Task brief:
What is needed is an exact copy of the records below, with the pictures left out.

Extracted data:
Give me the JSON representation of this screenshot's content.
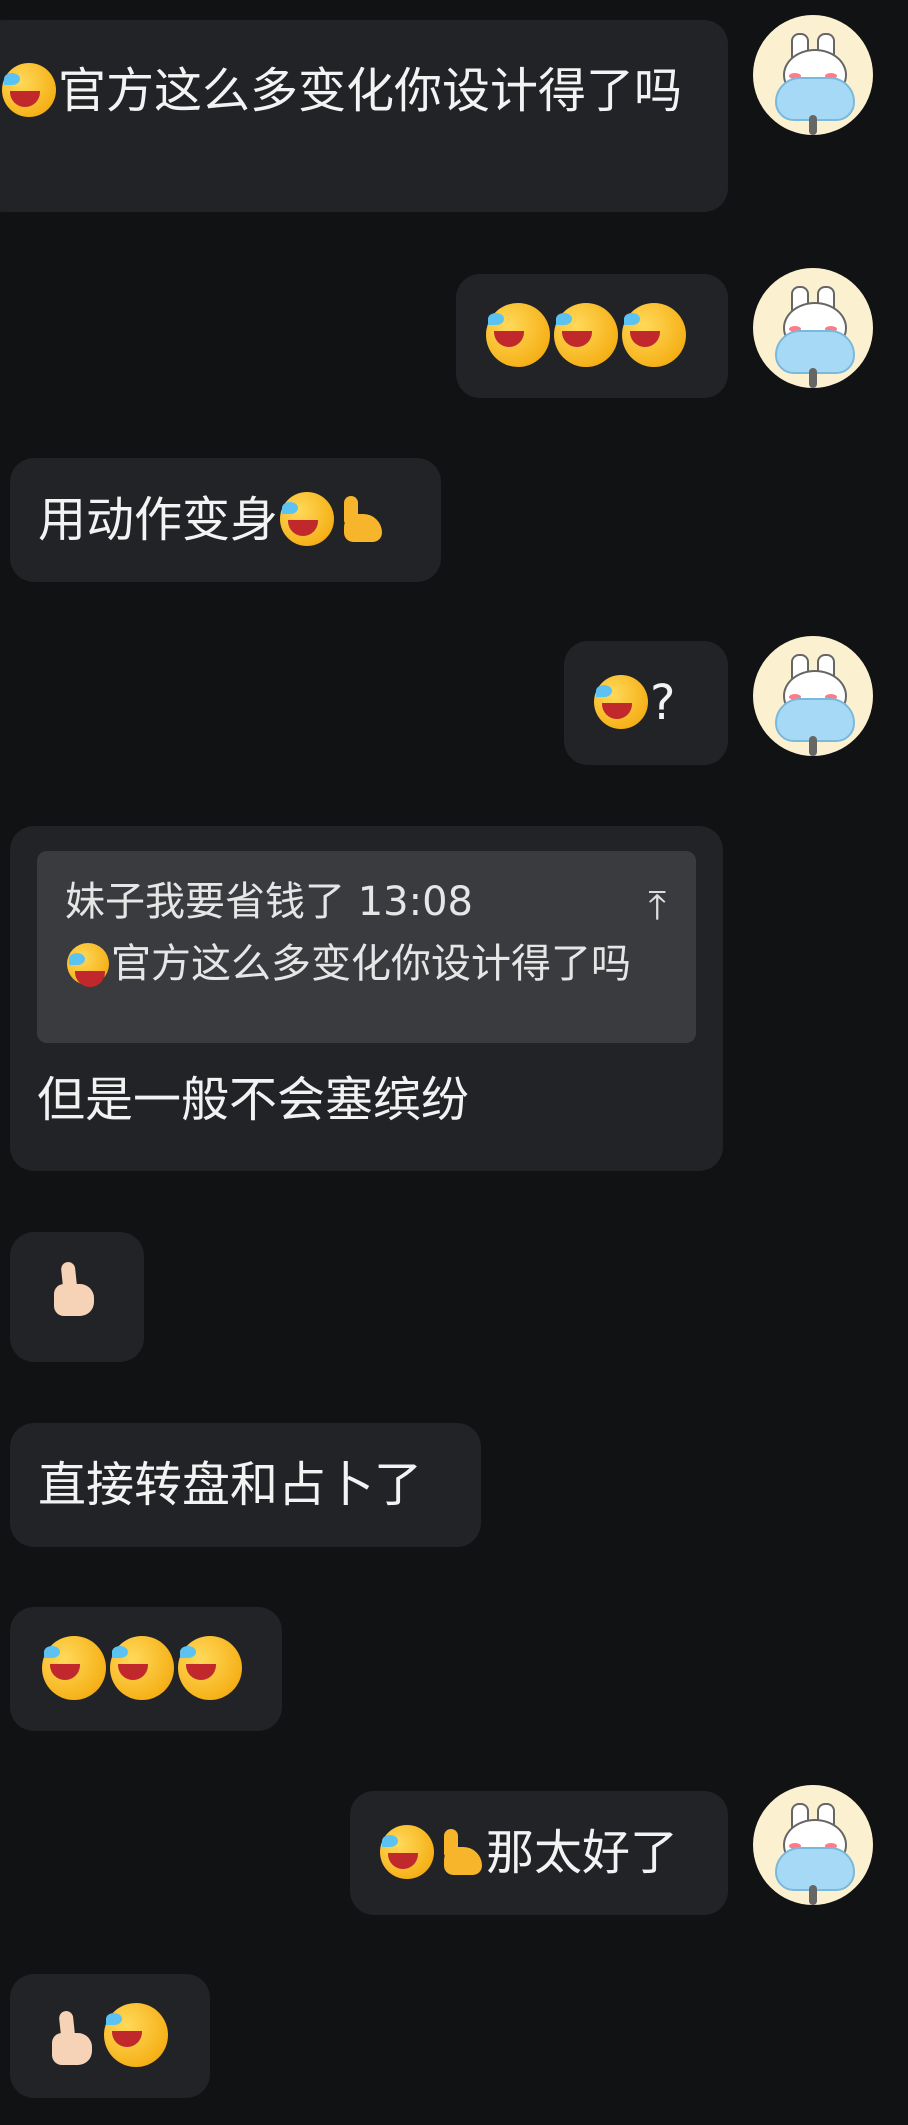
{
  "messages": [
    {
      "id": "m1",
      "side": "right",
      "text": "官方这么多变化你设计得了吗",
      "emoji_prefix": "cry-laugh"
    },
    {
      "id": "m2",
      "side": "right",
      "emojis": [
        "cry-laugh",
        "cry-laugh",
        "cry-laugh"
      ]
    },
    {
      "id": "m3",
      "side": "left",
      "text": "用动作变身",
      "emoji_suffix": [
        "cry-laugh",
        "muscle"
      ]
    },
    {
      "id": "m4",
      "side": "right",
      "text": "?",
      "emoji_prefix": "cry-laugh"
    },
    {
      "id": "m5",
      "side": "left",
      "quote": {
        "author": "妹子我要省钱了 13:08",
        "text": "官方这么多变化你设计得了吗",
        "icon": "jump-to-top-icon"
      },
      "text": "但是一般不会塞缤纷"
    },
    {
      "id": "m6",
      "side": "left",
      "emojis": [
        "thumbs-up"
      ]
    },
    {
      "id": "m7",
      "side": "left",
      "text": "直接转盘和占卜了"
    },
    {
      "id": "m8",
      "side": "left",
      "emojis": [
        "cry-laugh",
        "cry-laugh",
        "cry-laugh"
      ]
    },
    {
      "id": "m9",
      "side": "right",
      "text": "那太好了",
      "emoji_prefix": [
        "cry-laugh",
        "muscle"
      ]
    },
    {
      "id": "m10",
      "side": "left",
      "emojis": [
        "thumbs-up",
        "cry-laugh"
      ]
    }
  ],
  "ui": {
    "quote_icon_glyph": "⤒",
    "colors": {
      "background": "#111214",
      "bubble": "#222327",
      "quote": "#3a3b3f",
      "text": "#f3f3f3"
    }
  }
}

Exercise solution:
Give me the JSON representation of this screenshot's content.
{
  "messages": [
    {
      "id": "m1",
      "side": "right",
      "text": "官方这么多变化你设计得了吗",
      "emoji_prefix": "cry-laugh"
    },
    {
      "id": "m2",
      "side": "right",
      "emojis": [
        "cry-laugh",
        "cry-laugh",
        "cry-laugh"
      ]
    },
    {
      "id": "m3",
      "side": "left",
      "text": "用动作变身",
      "emoji_suffix": [
        "cry-laugh",
        "muscle"
      ]
    },
    {
      "id": "m4",
      "side": "right",
      "text": "?",
      "emoji_prefix": "cry-laugh"
    },
    {
      "id": "m5",
      "side": "left",
      "quote": {
        "author": "妹子我要省钱了 13:08",
        "text": "官方这么多变化你设计得了吗",
        "icon": "jump-to-top-icon"
      },
      "text": "但是一般不会塞缤纷"
    },
    {
      "id": "m6",
      "side": "left",
      "emojis": [
        "thumbs-up"
      ]
    },
    {
      "id": "m7",
      "side": "left",
      "text": "直接转盘和占卜了"
    },
    {
      "id": "m8",
      "side": "left",
      "emojis": [
        "cry-laugh",
        "cry-laugh",
        "cry-laugh"
      ]
    },
    {
      "id": "m9",
      "side": "right",
      "text": "那太好了",
      "emoji_prefix": [
        "cry-laugh",
        "muscle"
      ]
    },
    {
      "id": "m10",
      "side": "left",
      "emojis": [
        "thumbs-up",
        "cry-laugh"
      ]
    }
  ],
  "ui": {
    "quote_icon_glyph": "⤒",
    "colors": {
      "background": "#111214",
      "bubble": "#222327",
      "quote": "#3a3b3f",
      "text": "#f3f3f3"
    }
  }
}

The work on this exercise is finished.